[EXCERPTED DATA Boundary: Start]

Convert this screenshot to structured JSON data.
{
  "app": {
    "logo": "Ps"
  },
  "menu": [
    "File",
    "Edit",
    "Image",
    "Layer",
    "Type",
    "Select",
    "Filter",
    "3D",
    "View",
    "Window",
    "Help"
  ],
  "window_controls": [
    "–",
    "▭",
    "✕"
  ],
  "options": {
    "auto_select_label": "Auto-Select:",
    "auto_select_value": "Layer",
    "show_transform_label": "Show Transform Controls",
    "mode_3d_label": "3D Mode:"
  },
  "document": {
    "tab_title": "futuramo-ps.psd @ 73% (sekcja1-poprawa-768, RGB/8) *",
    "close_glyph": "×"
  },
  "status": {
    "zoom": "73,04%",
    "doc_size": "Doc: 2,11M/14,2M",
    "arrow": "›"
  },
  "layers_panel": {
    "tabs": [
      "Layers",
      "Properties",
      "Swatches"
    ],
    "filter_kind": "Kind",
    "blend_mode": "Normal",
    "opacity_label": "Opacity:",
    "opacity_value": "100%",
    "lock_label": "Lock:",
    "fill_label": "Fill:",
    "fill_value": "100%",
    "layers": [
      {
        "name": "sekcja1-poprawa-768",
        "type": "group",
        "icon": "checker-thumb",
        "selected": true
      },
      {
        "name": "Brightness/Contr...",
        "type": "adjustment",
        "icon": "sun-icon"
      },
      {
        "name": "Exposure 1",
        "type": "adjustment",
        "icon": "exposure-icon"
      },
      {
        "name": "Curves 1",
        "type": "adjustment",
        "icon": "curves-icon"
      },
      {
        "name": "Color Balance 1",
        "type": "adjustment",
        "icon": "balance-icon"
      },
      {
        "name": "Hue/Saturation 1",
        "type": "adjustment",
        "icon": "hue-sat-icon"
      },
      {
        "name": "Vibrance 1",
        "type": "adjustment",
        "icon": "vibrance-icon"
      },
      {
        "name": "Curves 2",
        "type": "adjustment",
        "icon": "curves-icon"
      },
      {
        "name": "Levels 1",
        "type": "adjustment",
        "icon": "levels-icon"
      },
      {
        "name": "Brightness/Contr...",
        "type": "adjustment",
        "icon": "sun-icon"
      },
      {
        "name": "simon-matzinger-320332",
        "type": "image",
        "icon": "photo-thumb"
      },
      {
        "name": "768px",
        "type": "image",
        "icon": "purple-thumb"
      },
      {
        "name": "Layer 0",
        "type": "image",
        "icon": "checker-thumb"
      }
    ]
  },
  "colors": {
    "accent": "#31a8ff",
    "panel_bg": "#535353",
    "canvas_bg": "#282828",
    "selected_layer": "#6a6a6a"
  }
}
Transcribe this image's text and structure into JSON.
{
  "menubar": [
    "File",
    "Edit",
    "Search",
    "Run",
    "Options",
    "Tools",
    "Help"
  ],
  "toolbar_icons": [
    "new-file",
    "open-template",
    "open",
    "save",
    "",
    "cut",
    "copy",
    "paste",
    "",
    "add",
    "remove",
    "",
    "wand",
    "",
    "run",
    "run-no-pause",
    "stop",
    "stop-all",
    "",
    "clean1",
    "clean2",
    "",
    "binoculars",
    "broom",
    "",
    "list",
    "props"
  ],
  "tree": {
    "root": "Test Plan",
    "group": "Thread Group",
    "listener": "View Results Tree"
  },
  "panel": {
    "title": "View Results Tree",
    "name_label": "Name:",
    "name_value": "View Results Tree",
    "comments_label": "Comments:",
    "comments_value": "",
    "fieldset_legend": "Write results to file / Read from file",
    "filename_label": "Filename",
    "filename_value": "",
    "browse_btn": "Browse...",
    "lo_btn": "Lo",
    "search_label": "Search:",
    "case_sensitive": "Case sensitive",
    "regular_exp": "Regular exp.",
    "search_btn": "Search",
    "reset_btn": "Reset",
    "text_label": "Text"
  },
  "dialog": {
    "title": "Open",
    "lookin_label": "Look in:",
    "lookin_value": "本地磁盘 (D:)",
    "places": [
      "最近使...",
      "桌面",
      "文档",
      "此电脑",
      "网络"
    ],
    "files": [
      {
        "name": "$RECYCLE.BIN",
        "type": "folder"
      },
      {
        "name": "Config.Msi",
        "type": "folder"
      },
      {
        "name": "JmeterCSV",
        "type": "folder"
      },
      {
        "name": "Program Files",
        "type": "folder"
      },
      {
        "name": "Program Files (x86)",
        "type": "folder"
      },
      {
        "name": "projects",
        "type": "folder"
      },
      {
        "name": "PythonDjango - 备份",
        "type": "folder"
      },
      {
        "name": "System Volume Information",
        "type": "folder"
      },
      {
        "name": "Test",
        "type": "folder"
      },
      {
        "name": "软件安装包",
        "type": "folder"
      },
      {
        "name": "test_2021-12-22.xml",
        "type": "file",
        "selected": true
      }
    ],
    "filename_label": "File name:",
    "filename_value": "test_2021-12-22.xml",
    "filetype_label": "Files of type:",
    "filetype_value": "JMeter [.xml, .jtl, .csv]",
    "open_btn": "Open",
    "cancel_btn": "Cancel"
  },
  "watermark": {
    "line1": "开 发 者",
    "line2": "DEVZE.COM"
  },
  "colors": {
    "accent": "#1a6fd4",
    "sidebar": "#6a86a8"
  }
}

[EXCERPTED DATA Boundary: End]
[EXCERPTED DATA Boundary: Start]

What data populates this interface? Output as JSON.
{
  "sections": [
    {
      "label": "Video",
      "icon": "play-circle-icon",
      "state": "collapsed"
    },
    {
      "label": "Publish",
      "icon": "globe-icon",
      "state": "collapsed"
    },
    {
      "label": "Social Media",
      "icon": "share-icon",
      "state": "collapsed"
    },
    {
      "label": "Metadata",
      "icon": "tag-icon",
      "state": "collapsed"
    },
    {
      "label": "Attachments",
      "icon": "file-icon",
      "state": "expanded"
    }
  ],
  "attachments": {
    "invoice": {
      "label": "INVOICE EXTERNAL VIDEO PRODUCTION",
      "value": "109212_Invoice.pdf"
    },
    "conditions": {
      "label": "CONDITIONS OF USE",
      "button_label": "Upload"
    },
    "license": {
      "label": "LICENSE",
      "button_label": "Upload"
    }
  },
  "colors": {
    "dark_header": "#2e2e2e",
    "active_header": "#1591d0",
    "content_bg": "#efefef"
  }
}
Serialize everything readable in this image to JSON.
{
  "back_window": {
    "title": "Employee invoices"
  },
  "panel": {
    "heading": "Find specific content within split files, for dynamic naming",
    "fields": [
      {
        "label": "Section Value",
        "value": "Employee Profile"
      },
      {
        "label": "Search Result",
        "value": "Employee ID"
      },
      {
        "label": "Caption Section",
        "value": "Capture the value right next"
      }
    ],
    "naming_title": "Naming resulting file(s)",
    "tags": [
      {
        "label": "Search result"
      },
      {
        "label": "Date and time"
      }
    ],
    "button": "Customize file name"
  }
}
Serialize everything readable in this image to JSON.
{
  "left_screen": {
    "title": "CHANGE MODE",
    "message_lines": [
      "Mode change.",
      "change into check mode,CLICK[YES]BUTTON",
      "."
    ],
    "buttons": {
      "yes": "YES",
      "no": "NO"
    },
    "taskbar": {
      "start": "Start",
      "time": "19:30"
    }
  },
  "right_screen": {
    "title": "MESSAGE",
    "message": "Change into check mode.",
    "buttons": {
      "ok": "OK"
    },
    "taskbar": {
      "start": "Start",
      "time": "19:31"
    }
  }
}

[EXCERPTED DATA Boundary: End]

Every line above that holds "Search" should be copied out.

WRITTEN RESPONSE —
    "Search",
    "search_label": "Search:",
    "search_btn": "Search",
        "label": "Search Result",
        "label": "Search result"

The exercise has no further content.